Year of Publication: 2014
Research Program: ODP Ocean Drilling Program
Key Words: 12 Stratigraphy, Historical Geology and Paleoecology; Alkaline earth metals; Ancient ice ages; Asterigerinoidea; Atlantic Ocean; Benthic taxa; C-13/C-12; Calcium; Carbon; Ceara Rise; Cenozoic; Climate change; Controls; Deep-sea environment; Deglaciation; Empstomariidae; Equatorial Atlantic; Foraminifera; Glacial geology; Globigerinacea; Globigerinidae; Globigerinoides; Globigerinoides trilobus; Invertebrata; Isotope ratios; Isotopes; Leg 154; Leg 177; Lower Pliocene; Magnesium; Marine environment; Messinian; Metals; Mg/Ca; Microfossils; Miocene; Neogene; North Atlantic; Northwest Atlantic; Nutallides; Nutallides umbonatus; Nuttallidinae; O-18/O-16; ODP Site 1088; ODP Site 925; Ocean Drilling Program; Oxygen; Paleo-oceanography; Paleoclimatology; Planktonic taxa; Pliocene; Protista; Rotaliida; Rotaliina; Sea-surface temperature; South Atlantic; Southeast Atlantic; Stable isotopes; Tertiary; Tropical environment; Upper Messinian; Upper Miocene
Coordinates: S410810 S410810 E0133346 E0133346
N041215 N041216 W0432920 W0432922
Record ID: 2014064509

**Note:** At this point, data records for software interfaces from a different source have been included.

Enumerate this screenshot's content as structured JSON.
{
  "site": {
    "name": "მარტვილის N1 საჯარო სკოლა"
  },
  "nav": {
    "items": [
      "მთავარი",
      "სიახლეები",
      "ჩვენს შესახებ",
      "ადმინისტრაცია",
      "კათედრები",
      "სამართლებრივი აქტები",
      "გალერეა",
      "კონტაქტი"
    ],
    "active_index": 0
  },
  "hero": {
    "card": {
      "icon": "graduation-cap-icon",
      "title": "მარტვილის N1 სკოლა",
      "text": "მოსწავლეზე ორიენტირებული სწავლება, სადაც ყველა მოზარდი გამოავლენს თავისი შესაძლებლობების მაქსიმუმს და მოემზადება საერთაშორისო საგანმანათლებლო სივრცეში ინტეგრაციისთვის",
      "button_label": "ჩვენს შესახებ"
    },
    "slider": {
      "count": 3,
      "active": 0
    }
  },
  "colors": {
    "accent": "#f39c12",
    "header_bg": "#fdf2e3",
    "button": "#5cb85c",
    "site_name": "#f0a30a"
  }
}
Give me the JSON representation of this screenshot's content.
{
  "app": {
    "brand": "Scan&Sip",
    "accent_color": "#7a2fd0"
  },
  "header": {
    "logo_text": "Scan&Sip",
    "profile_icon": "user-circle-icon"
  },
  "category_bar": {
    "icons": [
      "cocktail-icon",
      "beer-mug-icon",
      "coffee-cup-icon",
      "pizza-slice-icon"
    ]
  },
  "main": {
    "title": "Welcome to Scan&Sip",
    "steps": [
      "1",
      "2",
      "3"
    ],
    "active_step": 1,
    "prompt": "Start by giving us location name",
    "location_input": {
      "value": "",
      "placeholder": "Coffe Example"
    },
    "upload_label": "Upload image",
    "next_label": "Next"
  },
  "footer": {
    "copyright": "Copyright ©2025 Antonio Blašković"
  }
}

Copyright Information: GeoRef, Copyright 2019 American Geosciences Institute. Reference includes data from CAPCAS, Elsevier Scientific Publishers, Amsterdam, Netherlands